During the mid 1980’s my niece and I went to Shea often during the summers – our schedules just worked out that way. Sitting up in the third tier behind home plate, we had a great view of the whole field. Hilary would take out her program and write the lineup in it so that she could keep score. She was in her early teens and our seat neighbors – usually guys – would look at her in awe, but she knew her baseball.

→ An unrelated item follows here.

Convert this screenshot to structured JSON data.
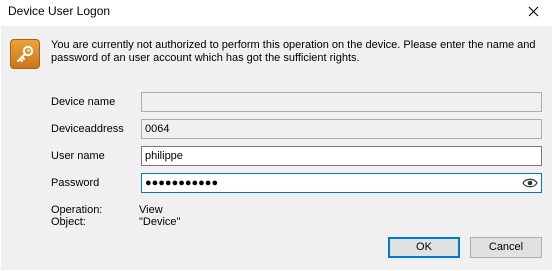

These were the Golden Years of the Mets and the place rocked. Davey Johnson had a great line-up,and he knew it. He also had a first baseman like no other I’d ever seen – Keith Hernandez – nicknamed the “Field General” who wasn’t always at first base, a guy who would sneak up towards home to catch the bunt, or he’d go over and counsel the pitcher and he’d check the outfield to make sure the guys were in position. He simply couldn’t stand still or keep quiet.
Nowadays, Keith shares the SNY broadcast booth with Gary Cohen and Ron Darling. It’s a top notch crew. Still unafraid to call them as he sees them Keith has been known to go down to the clubhouse or onto the field before a game to speak to an errant player. I hope they pay attention because they are getting tips and suggestions from the best first baseman I ever saw.
His book about the 1985 season is called “If At First – A Season with the Mets” was written with Mike Ryan and has been in my bookcase since it was published. It is the story of a year of baseball in Keith’s life and it will take you back to a life well lived at first base in Shea Stadium and the other stadiums around the league. Keith is a surprisingly good author – and the format of the book – like a diary with every day of the season covered – gives you the real Keith – all the happenings of the day, good and bad, on and off the field.
Here’s an excerpt from the cover:
“According to the New York Times, Keith Hernandez is a “consummate pro with the intensity of an artist”. In this rousing first-person account, the Gold Glove first baseman takes readers onto the field and into the clubhouse to capture all the drama and excitement of the New York Mets’ 1985 season.
For Hernandez – one of the most talented, thoughtful, and respected players in the game – it was a season of great anguish and great accomplishment. In spite of a pending divorce trial, public testimony about cocaine use among ballplayers, a brief strike, and one of the worst batting slumps of his career, Hernandez managed to lead the Mets brilliantly in their stirring drive down the stretch.
This is the story of one ballplayer, one ball team, and one highly anticipated season – from the first pitch to the final out. It is also the story of a way of life – As Keith Hernandez has lived it, as only he could tell it.”
The Mets have had some fine first basemen since ‘Mex’ retired – John Olerud, for instance and even this early, the young Ike Davis shows some promise. I’m sure many of his fans wished that Keith would return and manage, but he didn’t. He took some time away from the game and then returned – to the broadcast booth.
I can still see Keith being a hands on, top notch manager with all the skills he has, but he’s opted for sharing the booth with Ron and Gary.
That makes it an All Star Broadcast.